Roma Rights Advocacy

Police Fail to Act Against Racist Violence as Football Fans Target Romani Schoolchildren

The HCLU is one of the six human rights NGOs calling on Hungarian authorities to fully investigate an incident at a school in Konyár on 5 September, and the police response. A busload of football fans stopped outside the school, which has a large majority of Roma pupils, and which had to dismiss a teacher for racist comments earlier this year. What happened next is unclear, as police reports differ greatly from eyewitness reports.

The Court has done its job, the state needs to act

Amnesty International, the European Roma Rights Centre, the Hungarian Helsinki Committee, the Legal Defence Bureau for National and Ethnic Minorities, and the Hungarian Civil Liberties Union welcomed the Budapest District Court decision according to which the series of attacks against Hungarian Roma in 2008-2009 were racially motivated.

It’s the court’s turn to step up against racism

The Chamber of Judge Miszori has a difficult task. On August 6, it will announce its first instance judgment in a criminal procedure against the four suspects who were accused of carrying out a series of racist murders in 2008 and 2009 against Hungarian Roma.

A week of awards

HCLU received a special prize from Erste Foundation the same week at the end of June when it won awards from Kreatív Magazin Webvideó.

HCLU vs. Police: the trial of discrimination against Roma

On June 13, 2013 the trial of the actio popularis against the Heves County Police begins at the County Court of Eger.

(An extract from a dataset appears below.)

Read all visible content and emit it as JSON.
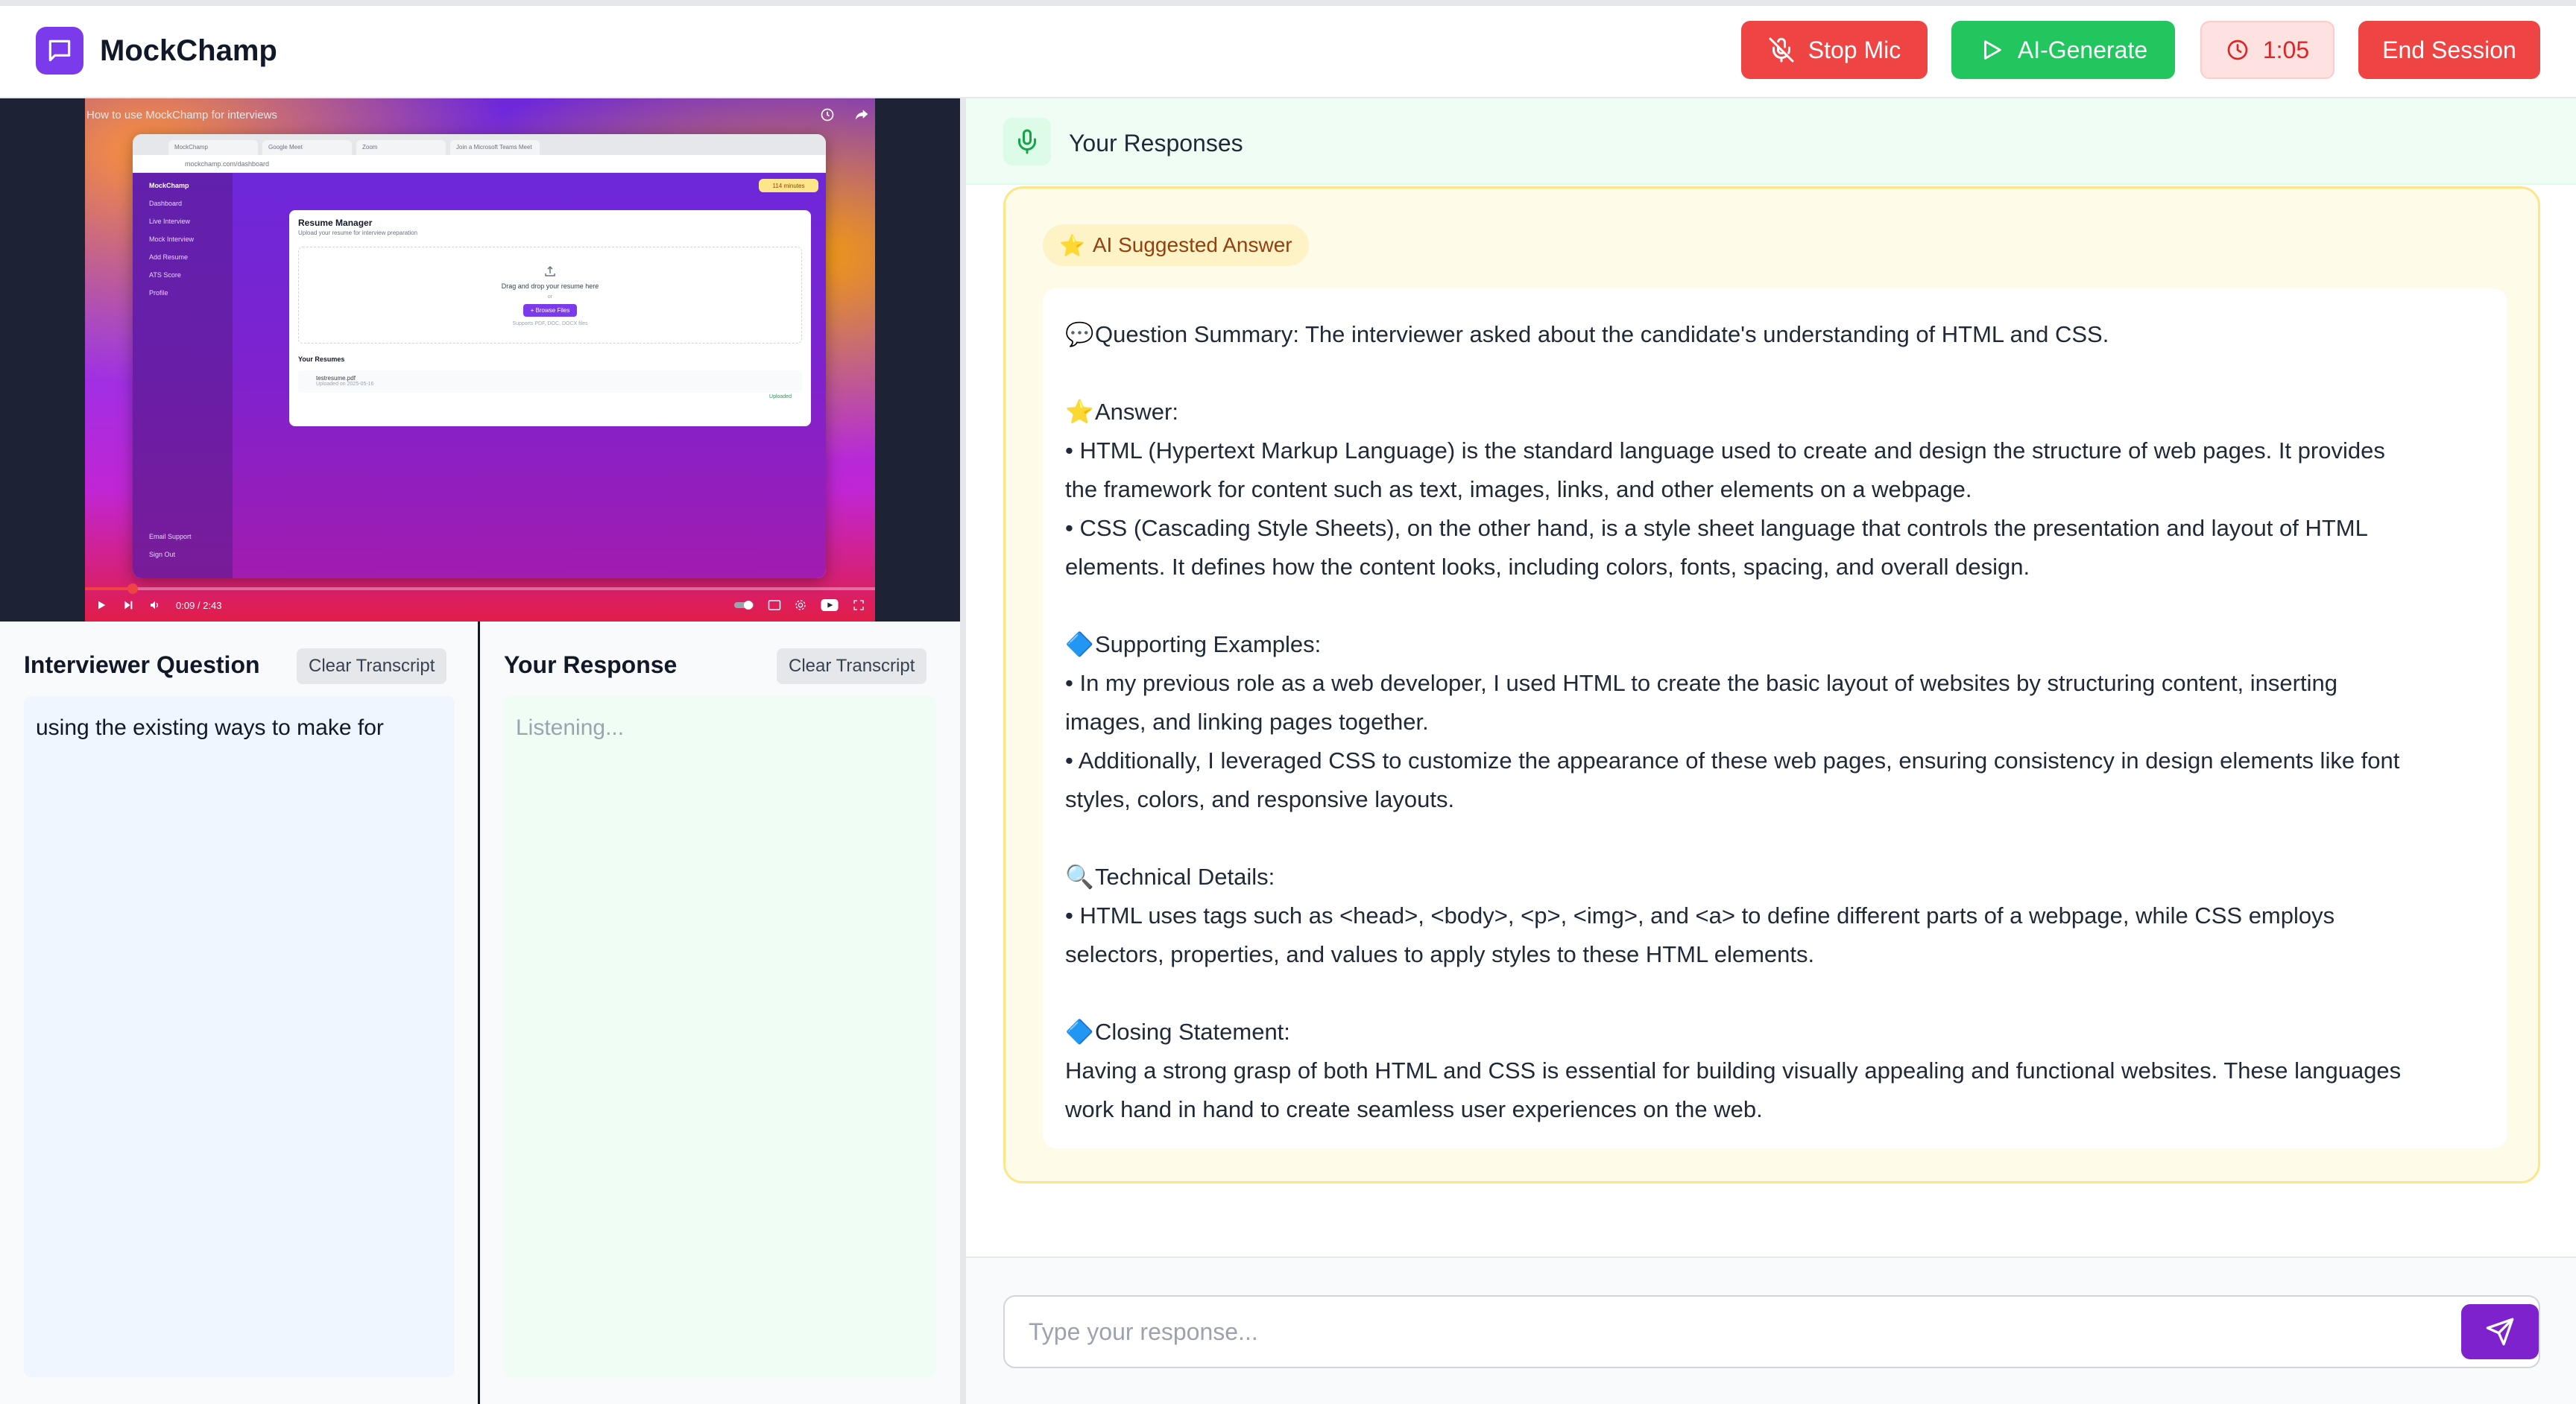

The lawsuit was initiated by the HCLU against the Police for discriminating against the Roma in Gyöngyöspata based on their ethnicity and skin color during and following the extremist “patrols” of 2011. At stake: will the court hold the state responsible for the discriminative treatment of the Roma?

Those racist Roma again

The decision by the County Court (Törvényszék) of Miskolc to sentence nine Roma persons for racism „against Hungarians” for attacking the car of far-right activists in a small Hungarian town, Sajóbábony shows serious misunderstandings in how courts apply the law and demonstrates the wide-spread negative discrimination present in criminal sentencing.